= HOW TO COMPLETE THIS TASK =
Filter these entries, keeping only lines that hold the word "dates".

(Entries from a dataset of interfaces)
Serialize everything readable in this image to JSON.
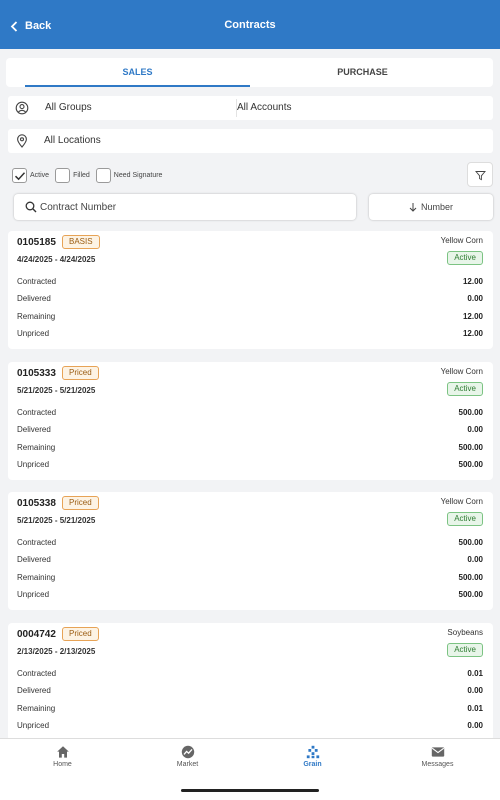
{
  "header": {
    "back_label": "Back",
    "title": "Contracts"
  },
  "tabs": [
    {
      "label": "SALES",
      "active": true
    },
    {
      "label": "PURCHASE",
      "active": false
    }
  ],
  "filters": {
    "groups": "All Groups",
    "accounts": "All Accounts",
    "locations": "All Locations",
    "checkboxes": [
      {
        "label": "Active",
        "checked": true
      },
      {
        "label": "Filled",
        "checked": false
      },
      {
        "label": "Need Signature",
        "checked": false
      }
    ]
  },
  "search": {
    "placeholder": "Contract Number"
  },
  "sort": {
    "label": "Number",
    "icon": "arrow-down-icon"
  },
  "row_labels": [
    "Contracted",
    "Delivered",
    "Remaining",
    "Unpriced"
  ],
  "contracts": [
    {
      "number": "0105185",
      "type": "BASIS",
      "dates": "4/24/2025 - 4/24/2025",
      "commodity": "Yellow Corn",
      "status": "Active",
      "contracted": "12.00",
      "delivered": "0.00",
      "remaining": "12.00",
      "unpriced": "12.00"
    },
    {
      "number": "0105333",
      "type": "Priced",
      "dates": "5/21/2025 - 5/21/2025",
      "commodity": "Yellow Corn",
      "status": "Active",
      "contracted": "500.00",
      "delivered": "0.00",
      "remaining": "500.00",
      "unpriced": "500.00"
    },
    {
      "number": "0105338",
      "type": "Priced",
      "dates": "5/21/2025 - 5/21/2025",
      "commodity": "Yellow Corn",
      "status": "Active",
      "contracted": "500.00",
      "delivered": "0.00",
      "remaining": "500.00",
      "unpriced": "500.00"
    },
    {
      "number": "0004742",
      "type": "Priced",
      "dates": "2/13/2025 - 2/13/2025",
      "commodity": "Soybeans",
      "status": "Active",
      "contracted": "0.01",
      "delivered": "0.00",
      "remaining": "0.01",
      "unpriced": "0.00"
    }
  ],
  "nav": [
    {
      "label": "Home",
      "icon": "home-icon",
      "active": false
    },
    {
      "label": "Market",
      "icon": "market-icon",
      "active": false
    },
    {
      "label": "Grain",
      "icon": "grain-icon",
      "active": true
    },
    {
      "label": "Messages",
      "icon": "envelope-icon",
      "active": false
    }
  ],
  "colors": {
    "primary": "#2f79c6",
    "badge_orange": "#e7a356",
    "status_green": "#7cc383",
    "background": "#f2f3f5"
  }
}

= SOLUTION FOR THIS TASK =
      "dates": "4/24/2025 - 4/24/2025",
      "dates": "5/21/2025 - 5/21/2025",
      "dates": "5/21/2025 - 5/21/2025",
      "dates": "2/13/2025 - 2/13/2025",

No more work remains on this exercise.